  • Persistent lateness or unauthorised absences
  • Failure to meet job requirements
  • Inappropriate use/theft of company assets
  • Violations of company policies such as dress code, confidentiality agreements or social media guidelines
  • Failure to follow lawful and reasonable instructions
  • Acts of aggression
  • Use of alcohol or drugs that impact job performance and/or safety

Note: you should have a policy that describes what misconduct looks like in your company.

When to use a disciplinary

Disciplinaries are truly the most formal step, and it's advised you always try to resolve these issues informally if you can.

If a solution can't be reached informally, the next step is to undertake an investigation, examining what the misconduct is, what policy has been breached and how to correct the situation. 

What happens if you get a disciplinary wrong?

There can be varying consequences for your business if you get a disciplinary wrong.

Employment terminations that have been unfair or discriminatory can result in an employee tribunal which brings with it fines and damages your business' reputation.

We advise if you do decide a termination is required, consider offering a mutual separation agreement which acts as a contract that defines a financial settlement to waive the employee's right to raise a claim – it’s important that you seek professional advice on this topic.

What happens outside the UK? 

If you have grievance and disciplinary policies, generally, they have standards that can be applied to other regions.

Aspects such as having investigations, being fair to the employee/employer and complying with local labour laws all apply.

Do note that cultural sensitivity and understanding can play a huge role in effectively navigating issues outside the UK.

Summary: defining the difference

The terms are often grouped together. 

But ultimately, a grievance is an employee complaint while a disciplinary is an employer complaint.

Remember, if you're concerned, consult local labour laws to ensure you are compliant.

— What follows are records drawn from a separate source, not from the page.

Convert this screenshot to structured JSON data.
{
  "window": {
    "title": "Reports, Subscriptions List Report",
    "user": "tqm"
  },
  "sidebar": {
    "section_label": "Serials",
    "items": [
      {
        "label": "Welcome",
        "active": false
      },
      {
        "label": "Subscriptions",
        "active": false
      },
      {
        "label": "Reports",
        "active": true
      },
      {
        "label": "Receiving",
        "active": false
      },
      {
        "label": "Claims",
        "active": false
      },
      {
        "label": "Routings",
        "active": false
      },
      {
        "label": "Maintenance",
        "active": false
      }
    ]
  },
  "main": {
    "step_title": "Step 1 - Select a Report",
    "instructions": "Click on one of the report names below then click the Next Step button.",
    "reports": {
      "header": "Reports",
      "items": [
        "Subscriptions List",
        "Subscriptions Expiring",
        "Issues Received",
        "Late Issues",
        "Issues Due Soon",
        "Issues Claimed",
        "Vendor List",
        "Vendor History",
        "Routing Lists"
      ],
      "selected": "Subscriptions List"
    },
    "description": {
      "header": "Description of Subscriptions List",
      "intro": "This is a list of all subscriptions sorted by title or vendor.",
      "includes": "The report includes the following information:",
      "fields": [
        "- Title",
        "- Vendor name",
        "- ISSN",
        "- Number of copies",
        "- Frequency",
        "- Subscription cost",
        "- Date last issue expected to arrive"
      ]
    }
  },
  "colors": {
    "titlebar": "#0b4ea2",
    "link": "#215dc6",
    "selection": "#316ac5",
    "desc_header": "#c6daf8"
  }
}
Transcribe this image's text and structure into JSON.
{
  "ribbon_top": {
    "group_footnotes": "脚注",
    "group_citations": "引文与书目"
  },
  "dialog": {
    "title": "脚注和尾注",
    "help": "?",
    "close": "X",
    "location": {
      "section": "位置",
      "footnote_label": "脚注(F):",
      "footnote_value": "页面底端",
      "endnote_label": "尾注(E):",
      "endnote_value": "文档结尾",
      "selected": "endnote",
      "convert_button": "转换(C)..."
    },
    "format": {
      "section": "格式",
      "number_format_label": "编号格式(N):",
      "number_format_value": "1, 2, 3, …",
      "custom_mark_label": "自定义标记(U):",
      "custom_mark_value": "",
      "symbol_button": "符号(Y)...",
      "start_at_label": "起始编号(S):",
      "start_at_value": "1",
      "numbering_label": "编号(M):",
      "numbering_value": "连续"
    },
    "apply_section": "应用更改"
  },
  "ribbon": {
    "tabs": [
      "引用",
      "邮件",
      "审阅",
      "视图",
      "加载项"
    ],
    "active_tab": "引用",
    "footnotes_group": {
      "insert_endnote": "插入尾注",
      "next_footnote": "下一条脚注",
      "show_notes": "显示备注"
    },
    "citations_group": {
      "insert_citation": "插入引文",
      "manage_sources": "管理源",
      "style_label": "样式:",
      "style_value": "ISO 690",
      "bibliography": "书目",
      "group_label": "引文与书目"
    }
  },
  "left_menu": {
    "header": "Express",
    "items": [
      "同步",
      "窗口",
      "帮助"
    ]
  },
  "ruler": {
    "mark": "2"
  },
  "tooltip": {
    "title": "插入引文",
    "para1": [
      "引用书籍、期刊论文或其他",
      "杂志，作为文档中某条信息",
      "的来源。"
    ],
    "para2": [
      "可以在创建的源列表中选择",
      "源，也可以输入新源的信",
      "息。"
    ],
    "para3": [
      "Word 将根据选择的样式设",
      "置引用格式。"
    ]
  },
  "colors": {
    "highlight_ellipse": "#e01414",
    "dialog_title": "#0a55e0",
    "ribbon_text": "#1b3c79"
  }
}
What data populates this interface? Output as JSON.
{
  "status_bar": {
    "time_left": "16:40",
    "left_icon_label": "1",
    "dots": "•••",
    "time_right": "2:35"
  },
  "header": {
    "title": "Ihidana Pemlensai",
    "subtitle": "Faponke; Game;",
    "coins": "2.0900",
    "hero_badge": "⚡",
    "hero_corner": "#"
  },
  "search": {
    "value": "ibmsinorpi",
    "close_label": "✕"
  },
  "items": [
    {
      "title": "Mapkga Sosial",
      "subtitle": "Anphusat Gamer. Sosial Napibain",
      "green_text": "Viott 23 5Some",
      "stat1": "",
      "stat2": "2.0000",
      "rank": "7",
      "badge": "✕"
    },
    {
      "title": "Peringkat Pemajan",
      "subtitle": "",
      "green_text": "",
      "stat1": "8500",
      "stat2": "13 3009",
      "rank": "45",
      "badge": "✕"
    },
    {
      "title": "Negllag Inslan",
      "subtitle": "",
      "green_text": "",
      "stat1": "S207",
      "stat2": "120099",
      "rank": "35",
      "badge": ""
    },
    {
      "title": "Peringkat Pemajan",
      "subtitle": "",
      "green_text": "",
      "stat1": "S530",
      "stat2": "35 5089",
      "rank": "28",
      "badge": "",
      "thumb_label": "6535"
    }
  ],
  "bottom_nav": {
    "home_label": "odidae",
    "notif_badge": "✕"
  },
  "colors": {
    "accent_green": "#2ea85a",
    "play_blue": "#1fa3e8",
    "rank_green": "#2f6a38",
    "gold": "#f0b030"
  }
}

At IRIS, our team of HR consultants are always on-hand to support with any workplace challenges - learn more about IRIS HR Consulting here.